Police also set up surveillance in public parks where men cruised for sex. Agents were known to try to entrap men in parks by posing as gay men. The RCMP also befriended and recruited gay men as informers. (Lesbians, however, rarely cooperated.) A sergeant who was gay was caught and then removed from the RCMP after surveillance was set up of his bedroom. This demonstrated the lengths to which the Mounties were willing to go.

In 1963, the RCMP tried to map where LGBTQ communities gathered in Ottawa. The goal was to put these places under surveillance. However, the map was soon covered in so many dots that it proved useless.

The “Fruit Machine”

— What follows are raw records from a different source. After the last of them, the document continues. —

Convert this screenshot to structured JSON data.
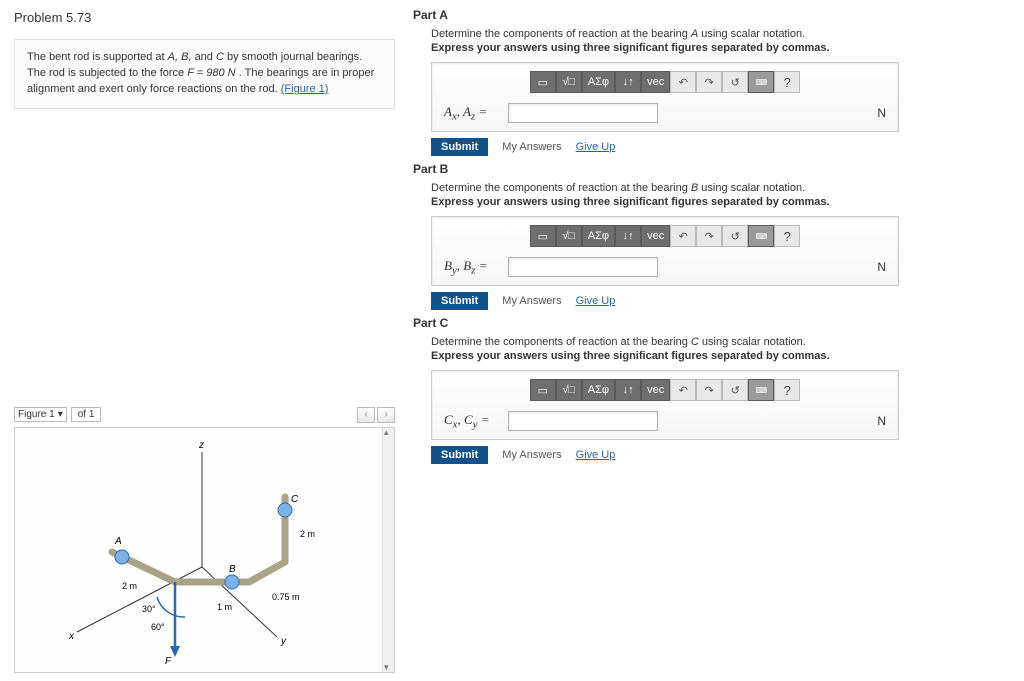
{
  "problem": {
    "number": "Problem 5.73",
    "statement_pre": "The bent rod is supported at ",
    "pts": "A, B,",
    "and": " and ",
    "ptC": "C",
    "statement_mid": " by smooth journal bearings. The rod is subjected to the force ",
    "force": "F = 980 N",
    "statement_post": ". The bearings are in proper alignment and exert only force reactions on the rod. ",
    "figure_link": "(Figure 1)"
  },
  "figure_nav": {
    "label": "Figure 1",
    "of": "of 1",
    "prev": "‹",
    "next": "›"
  },
  "figure": {
    "z": "z",
    "x": "x",
    "y": "y",
    "A": "A",
    "B": "B",
    "C": "C",
    "F": "F",
    "d2m_a": "2 m",
    "d2m_b": "2 m",
    "d1m": "1 m",
    "d075": "0.75 m",
    "a30": "30°",
    "a60": "60°"
  },
  "toolbar": {
    "t1": "▭",
    "t2": "√□",
    "t3": "ΑΣφ",
    "t4": "↓↑",
    "t5": "vec",
    "t6": "↶",
    "t7": "↷",
    "t8": "↺",
    "t9": "⌨",
    "t10": "?"
  },
  "parts": [
    {
      "title": "Part A",
      "desc_pre": "Determine the components of reaction at the bearing ",
      "bearing": "A",
      "desc_post": " using scalar notation.",
      "instr": "Express your answers using three significant figures separated by commas.",
      "label": "A_x, A_z =",
      "unit": "N"
    },
    {
      "title": "Part B",
      "desc_pre": "Determine the components of reaction at the bearing ",
      "bearing": "B",
      "desc_post": " using scalar notation.",
      "instr": "Express your answers using three significant figures separated by commas.",
      "label": "B_y, B_z =",
      "unit": "N"
    },
    {
      "title": "Part C",
      "desc_pre": "Determine the components of reaction at the bearing ",
      "bearing": "C",
      "desc_post": " using scalar notation.",
      "instr": "Express your answers using three significant figures separated by commas.",
      "label": "C_x, C_y =",
      "unit": "N"
    }
  ],
  "buttons": {
    "submit": "Submit",
    "my_answers": "My Answers",
    "give_up": "Give Up"
  }
}
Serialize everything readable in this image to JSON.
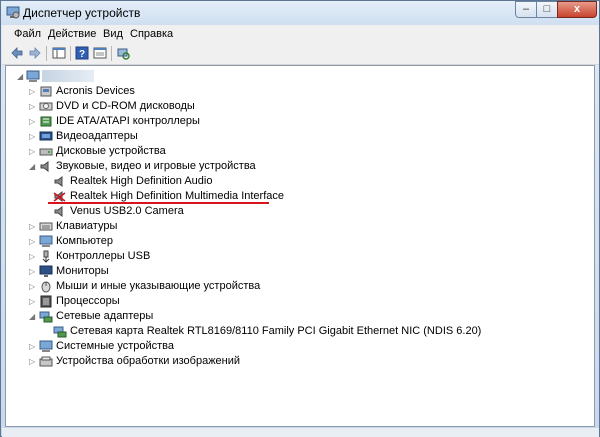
{
  "window": {
    "title": "Диспетчер устройств",
    "close_glyph": "x",
    "min_glyph": "–",
    "max_glyph": "□"
  },
  "menu": [
    "Файл",
    "Действие",
    "Вид",
    "Справка"
  ],
  "tree": {
    "root": {
      "label": "",
      "icon": "computer-icon"
    },
    "items": [
      {
        "label": "Acronis Devices",
        "icon": "device-icon",
        "expanded": false
      },
      {
        "label": "DVD и CD-ROM дисководы",
        "icon": "dvd-drive-icon",
        "expanded": false
      },
      {
        "label": "IDE ATA/ATAPI контроллеры",
        "icon": "ide-controller-icon",
        "expanded": false
      },
      {
        "label": "Видеоадаптеры",
        "icon": "display-adapter-icon",
        "expanded": false
      },
      {
        "label": "Дисковые устройства",
        "icon": "disk-drive-icon",
        "expanded": false
      },
      {
        "label": "Звуковые, видео и игровые устройства",
        "icon": "speaker-icon",
        "expanded": true,
        "children": [
          {
            "label": "Realtek High Definition Audio",
            "icon": "speaker-icon"
          },
          {
            "label": "Realtek High Definition Multimedia Interface",
            "icon": "speaker-disabled-icon",
            "highlighted": true
          },
          {
            "label": "Venus USB2.0 Camera",
            "icon": "speaker-icon"
          }
        ]
      },
      {
        "label": "Клавиатуры",
        "icon": "keyboard-icon",
        "expanded": false
      },
      {
        "label": "Компьютер",
        "icon": "computer-icon",
        "expanded": false
      },
      {
        "label": "Контроллеры USB",
        "icon": "usb-icon",
        "expanded": false
      },
      {
        "label": "Мониторы",
        "icon": "monitor-icon",
        "expanded": false
      },
      {
        "label": "Мыши и иные указывающие устройства",
        "icon": "mouse-icon",
        "expanded": false
      },
      {
        "label": "Процессоры",
        "icon": "processor-icon",
        "expanded": false
      },
      {
        "label": "Сетевые адаптеры",
        "icon": "network-adapter-icon",
        "expanded": true,
        "children": [
          {
            "label": "Сетевая карта Realtek RTL8169/8110 Family PCI Gigabit Ethernet NIC (NDIS 6.20)",
            "icon": "network-adapter-icon"
          }
        ]
      },
      {
        "label": "Системные устройства",
        "icon": "system-device-icon",
        "expanded": false
      },
      {
        "label": "Устройства обработки изображений",
        "icon": "imaging-device-icon",
        "expanded": false
      }
    ]
  },
  "colors": {
    "highlight_underline": "#d9121b",
    "tree_expander": "#777777"
  }
}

Beginning a few years earlier, the government began funding and sponsoring research into methods for “scientifically” detecting LGBTQ individuals. This research and the device used to test sexuality came to be known as the “fruit machine.” (Fruit was a commonly used pejorative for gay.) The device attempted to test a subject’s sexuality by monitoring their pupils when exposed to erotic pictures; it was believed that pupil dilation indicated sexual arousal.

The RCMP was unable to recruit enough test subjects who were gay. There was reluctance among “normal males” within the force to volunteer because they feared being misidentified as gay. Test results were deemed inconclusive. By 1967, the fruit machine was abandoned. It was decided that a scientific means for identifying homosexuality was out of reach.

End of the Purge

The Cold War against LGBTQ civil servants did not end in the late 1960s. In 1973, Prime Minister Pierre Trudeau confirmed that suspected homosexuality was one of the factors the government considered before clearing any federal employee to handle classified documents.

Reflecting the climate of fear that the RCMP investigations continued to create in the 1970s, a woman who worked as a public servant at that time later recalled:

“you always presumed when you were working with the government, ‘Yes, okay, you’re a lesbian.’ You just don’t let anyone else know because of job security.… it was a scary time for anyone who was gay.”

The RCMP security campaign continued until at least the late 1980s and early 1990s. Around that time, official policies excluding LGBTQ were changed. This followed decades of lesbian and gay activism and legal challenges.

Michelle Douglas began a promising career in the Canadian Armed Forces in 1986. She was honourably discharged for being a lesbian. In 1990, she launched a successful lawsuit against the military. It resulted in the end of its discriminatory policy against gays and lesbians. See Canada’s Cold War Purge of LGBTQ from the Military.

Apology and Compensation

The history of spying on and purging LGBTQ civil servants was publicly exposed in 1992. Prime Minister Brian Mulroney denounced it as “one of the great outrages and violations of fundamental human liberty.”

In 2017, Prime Minister Justin Trudeau apologized in the House of Commons for discrimination done or condoned by the federal government and its agencies against LGBTQ individuals. The apology came with a $145-million compensation package. It included $110 million to be paid out as part of a class-action lawsuit settlement for civil servants whose careers suffered because of discriminatory actions against them.

See also: Canada’s Cold War Purge of LGBTQ from the MilitaryCanadian Security Intelligence Service (CSIS); LGBTQ+ Refugees in Canada; Human Rights; Canadian Human Rights Commission; Canadian Human Rights Act; Civil Liberties.

Further Reading

  • Daniel J. Robinson and David Kimmel, “The Queer Career of Homosexual Security Vetting in Cold War Canada,” Canadian Historical Review, Vol. 75, No. 3 (September 1994)

  • Tom Warner, Never Going Back: A History of Queer Activism in Canada (2002)

  • Gary Kinsman, “The Canadian Cold War on Queers: Sexual Regulation and Resistance,” Queerly Canadian: An Introductory Reader in Sexuality Studies (2012)

  • Gary Kinsman and Patrizia Gentile, The Canadian War on Queers: National Security as Sexual Regulation (2010)

  • Donald W. McLeod, Lesbian and gay liberation in Canada: a selected annotated chronology, 1964-1975 (1996)